The Oxus treasure is a collection of about 180 pieces of metalwork in gold and silver from the Achaemenid Persian period, found by the Oxus river about 1877-1880 in Takht-i Kuwad, Tadjikistan. It is the most important surviving collection of gold and silver from the Achaemenid period. (6th-4th century BC)
The Achaemenid Dynasty built an empire (559–330 BC) which, at its peak, spanned three continents.

In sheer land mass, the Achaemenid Empire was the largest empire the ancient world had ever seen until 331-330 BC, when Alexander the Great toppled the Persian regime on his eastward march from the Mediterranean through Afghanistan to India.

Ayaz Kala of Khwarezm (Chorasmia), today desert but in ancient times green and lush.

Kaakha fortress, overlooking the Panj river.

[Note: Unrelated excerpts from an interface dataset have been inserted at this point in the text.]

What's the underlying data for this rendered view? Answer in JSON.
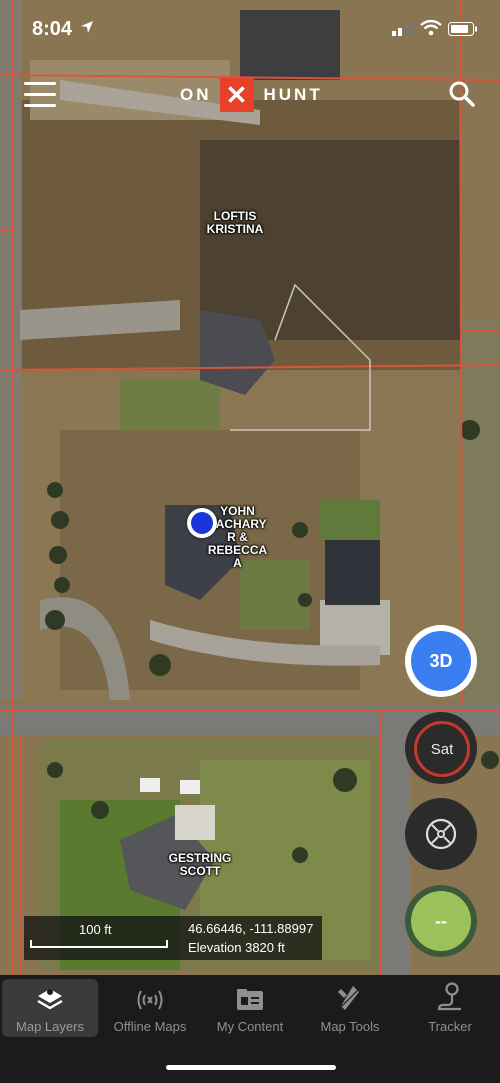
{
  "status_bar": {
    "time": "8:04"
  },
  "header": {
    "logo_left": "ON",
    "logo_mark": "✕",
    "logo_right": "HUNT"
  },
  "owners": [
    {
      "name": "LOFTIS\nKRISTINA"
    },
    {
      "name": "YOHN\nZACHARY\nR &\nREBECCA\nA"
    },
    {
      "name": "GESTRING\nSCOTT"
    }
  ],
  "controls": {
    "view_3d": "3D",
    "basemap": "Sat",
    "tracker_value": "--"
  },
  "info_panel": {
    "scale": "100 ft",
    "coords": "46.66446, -111.88997",
    "elevation": "Elevation 3820 ft"
  },
  "nav": [
    {
      "label": "Map Layers",
      "icon": "map-layers-icon",
      "active": true
    },
    {
      "label": "Offline Maps",
      "icon": "offline-maps-icon"
    },
    {
      "label": "My Content",
      "icon": "my-content-icon"
    },
    {
      "label": "Map Tools",
      "icon": "map-tools-icon"
    },
    {
      "label": "Tracker",
      "icon": "tracker-icon"
    }
  ],
  "colors": {
    "accent": "#e9402a",
    "location_dot": "#1a35d8",
    "button_3d": "#3b7ef1",
    "tracker": "#9bc25a",
    "parcel_line": "#d9553a"
  }
}
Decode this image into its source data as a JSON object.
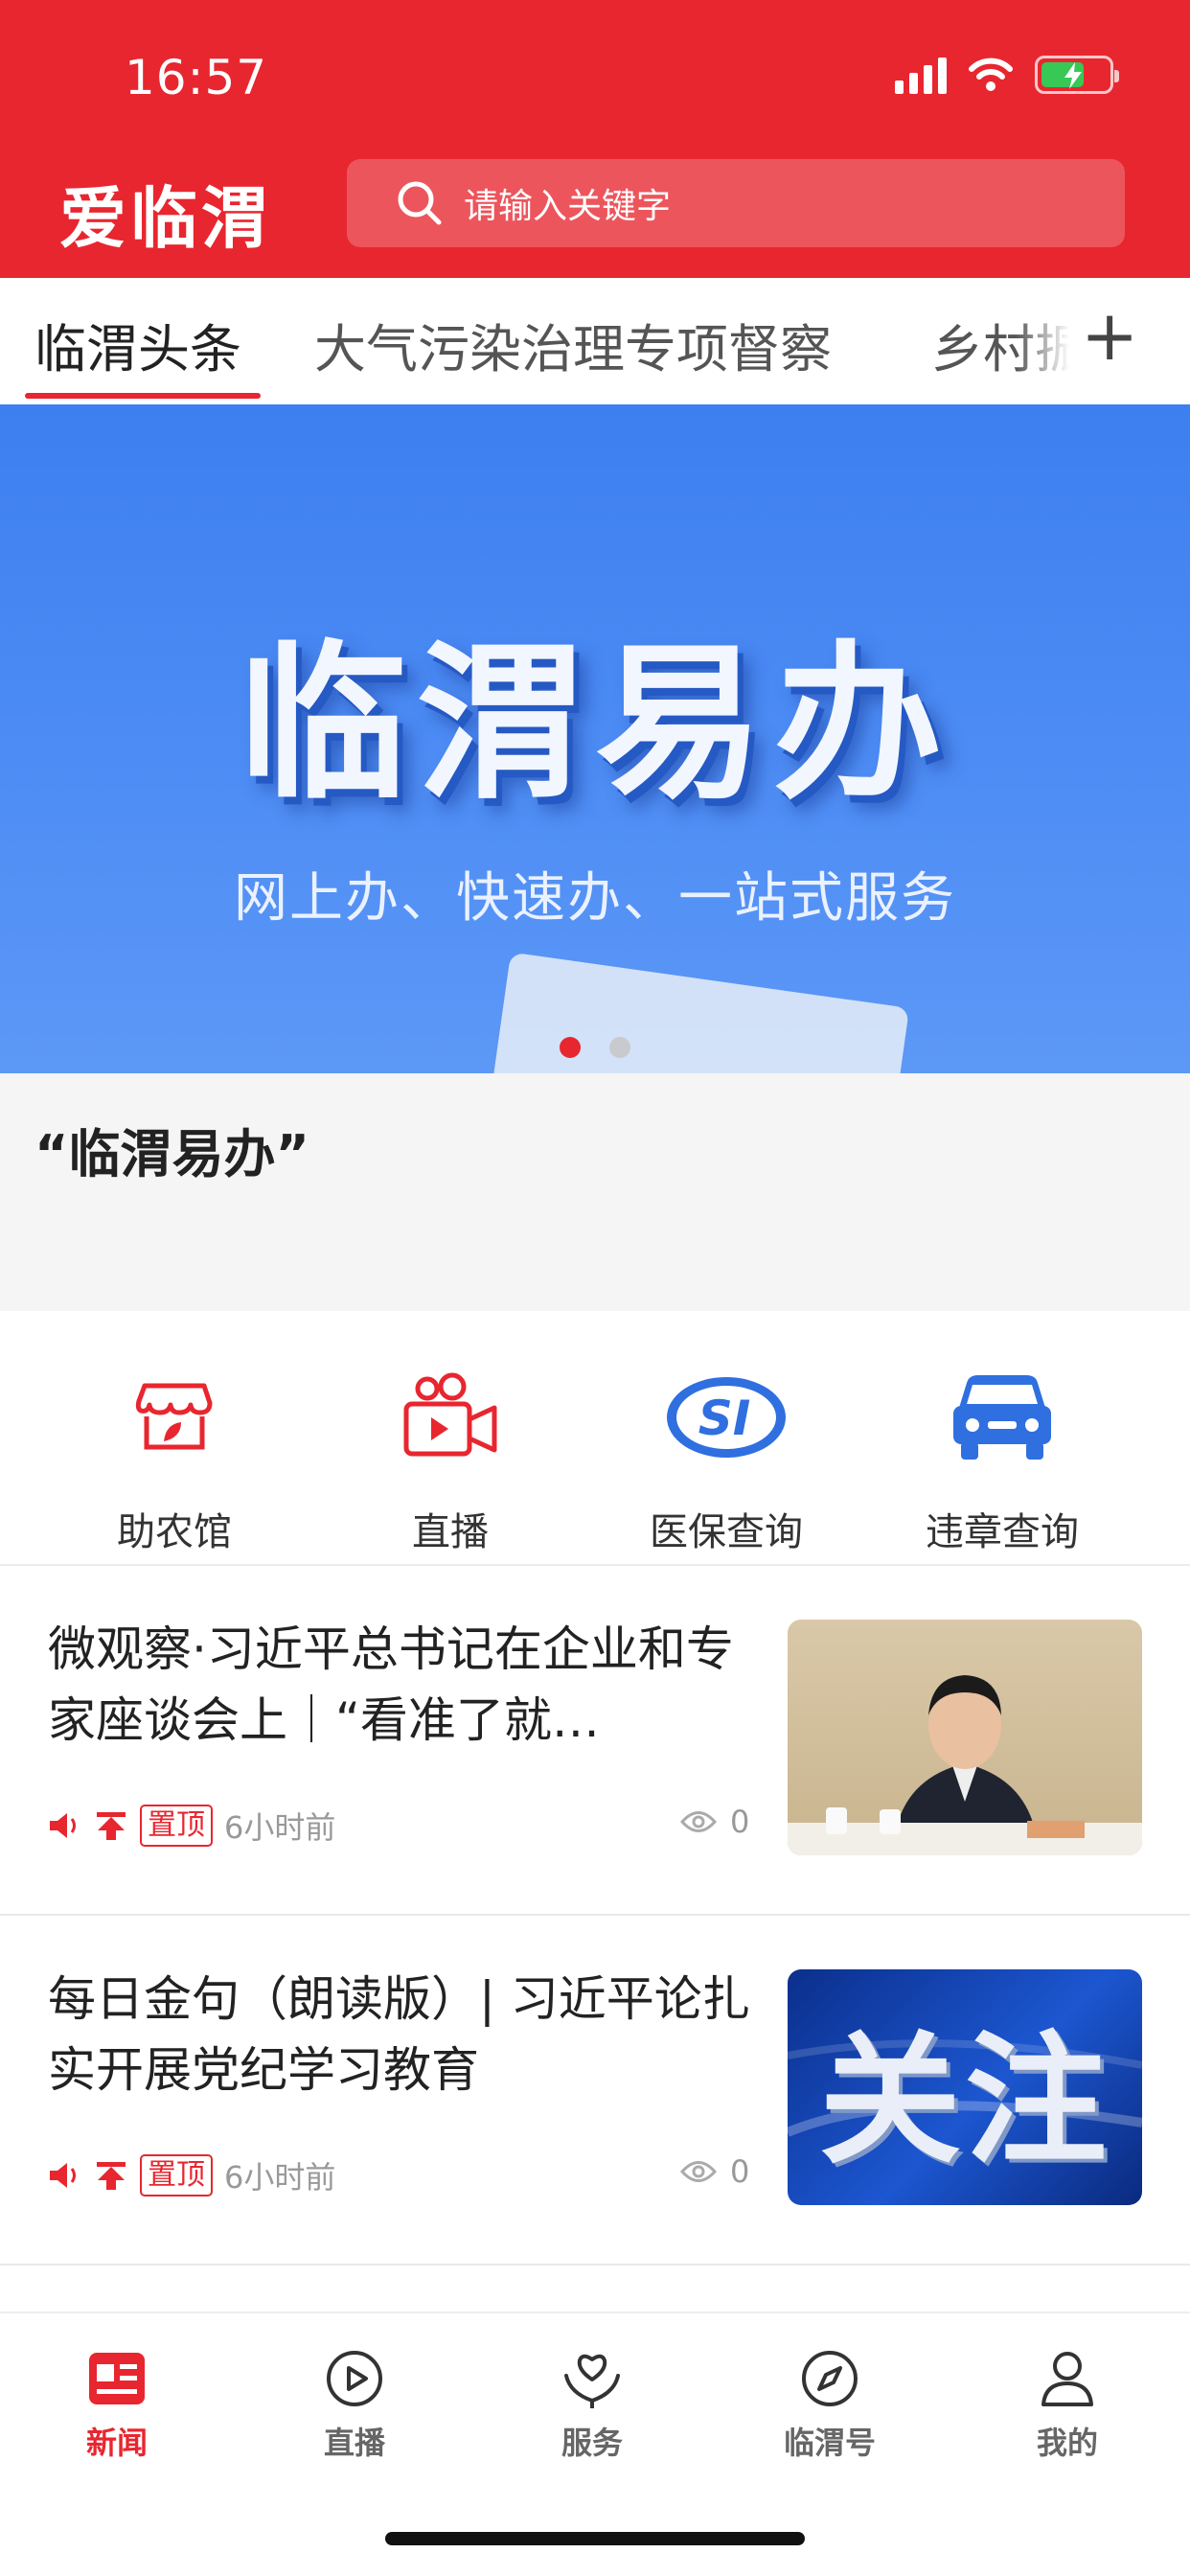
{
  "status_bar": {
    "time": "16:57"
  },
  "header": {
    "logo": "爱临渭",
    "search_placeholder": "请输入关键字"
  },
  "tabs": [
    {
      "label": "临渭头条",
      "active": true
    },
    {
      "label": "大气污染治理专项督察",
      "active": false
    },
    {
      "label": "乡村振",
      "active": false
    }
  ],
  "tab_more": "+",
  "banner": {
    "title": "临渭易办",
    "subtitle": "网上办、快速办、一站式服务",
    "caption": "“临渭易办”",
    "page_count": 2,
    "current_page": 1
  },
  "quick_services": [
    {
      "label": "助农馆",
      "icon": "farm-store-icon"
    },
    {
      "label": "直播",
      "icon": "video-camera-icon"
    },
    {
      "label": "医保查询",
      "icon": "social-insurance-icon"
    },
    {
      "label": "违章查询",
      "icon": "car-icon"
    }
  ],
  "news": [
    {
      "title": "微观察·习近平总书记在企业和专家座谈会上｜“看准了就…",
      "badge": "置顶",
      "time": "6小时前",
      "views": "0",
      "thumb": "photo"
    },
    {
      "title": "每日金句（朗读版）| 习近平论扎实开展党纪学习教育",
      "badge": "置顶",
      "time": "6小时前",
      "views": "0",
      "thumb": "关注"
    }
  ],
  "bottom_nav": [
    {
      "label": "新闻",
      "icon": "news-icon",
      "active": true
    },
    {
      "label": "直播",
      "icon": "play-icon",
      "active": false
    },
    {
      "label": "服务",
      "icon": "service-icon",
      "active": false
    },
    {
      "label": "临渭号",
      "icon": "compass-icon",
      "active": false
    },
    {
      "label": "我的",
      "icon": "user-icon",
      "active": false
    }
  ],
  "colors": {
    "brand_red": "#e8262f",
    "banner_blue": "#4f8ef5",
    "icon_blue": "#2f6fe0"
  }
}
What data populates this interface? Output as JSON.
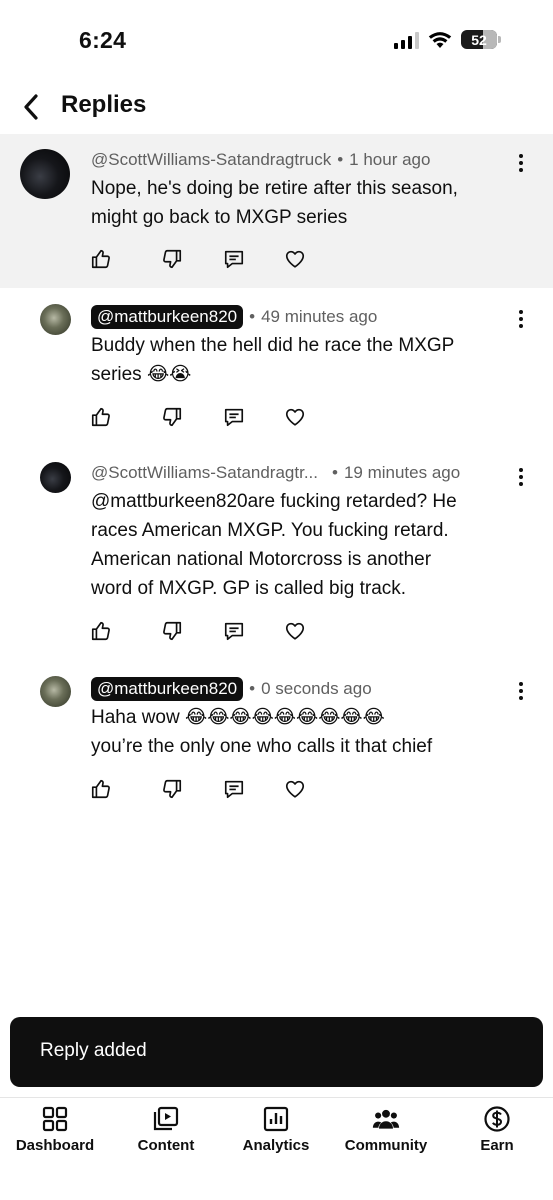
{
  "status_bar": {
    "time": "6:24",
    "battery": "52"
  },
  "header": {
    "title": "Replies",
    "back_icon": "chevron-left-icon"
  },
  "comments": [
    {
      "handle": "@ScottWilliams-Satandragtruck",
      "time": "1 hour ago",
      "text_lines": [
        "Nope, he's doing be retire after this season,",
        "might go back to MXGP series"
      ]
    },
    {
      "handle": "@mattburkeen820",
      "time": "49 minutes ago",
      "text_lines": [
        "Buddy when the hell did he race the MXGP",
        "series 😂😭"
      ]
    },
    {
      "handle": "@ScottWilliams-Satandragtr...",
      "time": "19 minutes ago",
      "text_lines": [
        "@mattburkeen820are fucking retarded? He",
        "races American MXGP. You fucking retard.",
        "American national Motorcross is another",
        "word of MXGP. GP is called big track."
      ]
    },
    {
      "handle": "@mattburkeen820",
      "time": "0 seconds ago",
      "text_lines": [
        "Haha wow 😂😂😂😂😂😂😂😂😂",
        "you’re the only one who calls it that chief"
      ]
    }
  ],
  "separator": "•",
  "toast": {
    "text": "Reply added"
  },
  "bottom_nav": {
    "items": [
      {
        "label": "Dashboard",
        "icon": "dashboard-icon"
      },
      {
        "label": "Content",
        "icon": "content-play-icon"
      },
      {
        "label": "Analytics",
        "icon": "analytics-chart-icon"
      },
      {
        "label": "Community",
        "icon": "community-people-icon"
      },
      {
        "label": "Earn",
        "icon": "dollar-icon"
      }
    ]
  }
}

The formidable walls surrounding the ruins of Bactra, adjacent to modern-day Balkh.

Sunday, 10 December 2017

Gold leaf from Napoleon's crown makes €625,000

A golden laurel leaf from Napoleon's crown went under the hammer. Napoleon crowned himself emperor at the Notre Dame cathedral in Paris in 1804, famously taking the Roman-style laurel wreath and putting it on his own head, instead of letting Pope Pius VII do the honors.

At a fitting for the crown leading up to the spectacular event, Napoleon had complained that it was too heavy. So goldsmith Martin-Guillaume Biennais took six leaves out of the crown, later giving one to each of his six daughters. The original wreath was melted down after Napoleon's fall in the wake of the Battle of Waterloo.

The crown, modelled on the one worn by the ancient Roman caesars, is the centerpiece of Jacques-Louis David's monumental painting, "The Coronation of Napoleon" at the Louvre.
The crown Napoleon wore at his coronation had 44 large gold laurel leaves and 12 smaller ones. It cost him 8,000 francs, with the box it was stored in setting him back a further 1,300 francs.

Saturday, 9 December 2017

Royal Mint Unleashes The Red Dragon of Wales

Dragons are found in legends all over the world, and are associated with strength, wisdom and power.
The coin for The Red Dragon of Wales, struck at The Royal Mint’s home in South Wales, captures the spirit of the Welsh nation.

The Red Dragon was an emblem of Owen Tudor, the grandfather of Henry VII. Henry’s troops carried a fiery red dragon standard at the Battle of Bosworth.
The Red Dragon emerged from heroic traditions of King Arthur and his father Uther Pendragon, to become a Royal Beast of the Tudor monarchs. From there it has become the emblem of the modern Welsh nation.